» Directions for this task: What is the count of lines in the data that hold the string "icon"? State the number alone.

[Interface dataset entries]
++++
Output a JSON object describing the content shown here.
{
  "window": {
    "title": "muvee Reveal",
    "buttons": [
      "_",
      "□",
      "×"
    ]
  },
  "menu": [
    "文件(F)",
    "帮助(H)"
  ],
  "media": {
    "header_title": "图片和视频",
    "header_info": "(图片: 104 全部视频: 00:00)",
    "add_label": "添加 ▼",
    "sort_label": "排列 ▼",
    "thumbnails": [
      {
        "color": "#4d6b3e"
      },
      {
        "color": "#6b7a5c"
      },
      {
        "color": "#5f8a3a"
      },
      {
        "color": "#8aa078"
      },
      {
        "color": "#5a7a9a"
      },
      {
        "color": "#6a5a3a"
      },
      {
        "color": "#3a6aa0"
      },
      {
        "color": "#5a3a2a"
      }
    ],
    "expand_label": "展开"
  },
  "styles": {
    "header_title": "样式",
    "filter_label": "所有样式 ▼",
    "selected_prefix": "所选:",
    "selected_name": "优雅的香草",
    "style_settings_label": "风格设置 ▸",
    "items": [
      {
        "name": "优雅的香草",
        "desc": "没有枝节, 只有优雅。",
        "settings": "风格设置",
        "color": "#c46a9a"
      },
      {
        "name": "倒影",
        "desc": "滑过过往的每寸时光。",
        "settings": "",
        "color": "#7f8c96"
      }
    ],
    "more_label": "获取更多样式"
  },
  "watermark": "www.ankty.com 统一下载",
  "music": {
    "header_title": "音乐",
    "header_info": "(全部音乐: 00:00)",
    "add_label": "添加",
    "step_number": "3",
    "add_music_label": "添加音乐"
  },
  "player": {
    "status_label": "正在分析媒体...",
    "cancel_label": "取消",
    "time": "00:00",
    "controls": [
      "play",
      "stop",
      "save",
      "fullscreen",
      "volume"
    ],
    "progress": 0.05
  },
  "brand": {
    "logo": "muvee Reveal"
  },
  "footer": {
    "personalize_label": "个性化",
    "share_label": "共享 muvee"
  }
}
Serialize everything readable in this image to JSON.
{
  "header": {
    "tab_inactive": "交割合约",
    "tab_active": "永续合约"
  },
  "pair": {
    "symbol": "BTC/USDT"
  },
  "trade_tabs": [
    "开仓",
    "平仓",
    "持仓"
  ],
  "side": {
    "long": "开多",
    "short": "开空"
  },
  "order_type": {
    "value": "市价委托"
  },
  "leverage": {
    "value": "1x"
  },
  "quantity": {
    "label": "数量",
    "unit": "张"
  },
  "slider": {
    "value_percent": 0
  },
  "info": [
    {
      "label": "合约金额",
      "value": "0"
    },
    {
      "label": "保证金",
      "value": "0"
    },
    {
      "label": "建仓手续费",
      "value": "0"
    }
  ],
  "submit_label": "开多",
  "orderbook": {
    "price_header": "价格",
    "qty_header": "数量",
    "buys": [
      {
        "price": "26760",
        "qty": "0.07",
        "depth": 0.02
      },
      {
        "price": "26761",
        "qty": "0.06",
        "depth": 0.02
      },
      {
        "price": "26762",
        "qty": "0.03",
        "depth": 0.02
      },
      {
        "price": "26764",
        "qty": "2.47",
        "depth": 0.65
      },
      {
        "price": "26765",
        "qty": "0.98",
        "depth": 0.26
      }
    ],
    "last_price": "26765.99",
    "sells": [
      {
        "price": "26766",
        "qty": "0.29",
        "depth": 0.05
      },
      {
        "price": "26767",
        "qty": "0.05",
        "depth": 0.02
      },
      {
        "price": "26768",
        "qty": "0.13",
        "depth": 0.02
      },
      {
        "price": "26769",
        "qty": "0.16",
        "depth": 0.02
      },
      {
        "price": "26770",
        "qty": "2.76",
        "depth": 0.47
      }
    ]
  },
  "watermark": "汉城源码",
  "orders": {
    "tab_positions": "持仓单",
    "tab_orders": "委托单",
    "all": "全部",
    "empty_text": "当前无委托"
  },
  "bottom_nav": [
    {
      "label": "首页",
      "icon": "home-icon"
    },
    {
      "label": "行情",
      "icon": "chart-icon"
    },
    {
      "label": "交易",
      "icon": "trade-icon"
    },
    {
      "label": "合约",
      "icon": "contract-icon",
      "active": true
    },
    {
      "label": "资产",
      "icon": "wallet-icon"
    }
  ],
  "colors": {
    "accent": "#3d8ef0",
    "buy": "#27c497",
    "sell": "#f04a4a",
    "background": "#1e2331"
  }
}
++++
» Exercise answer: 5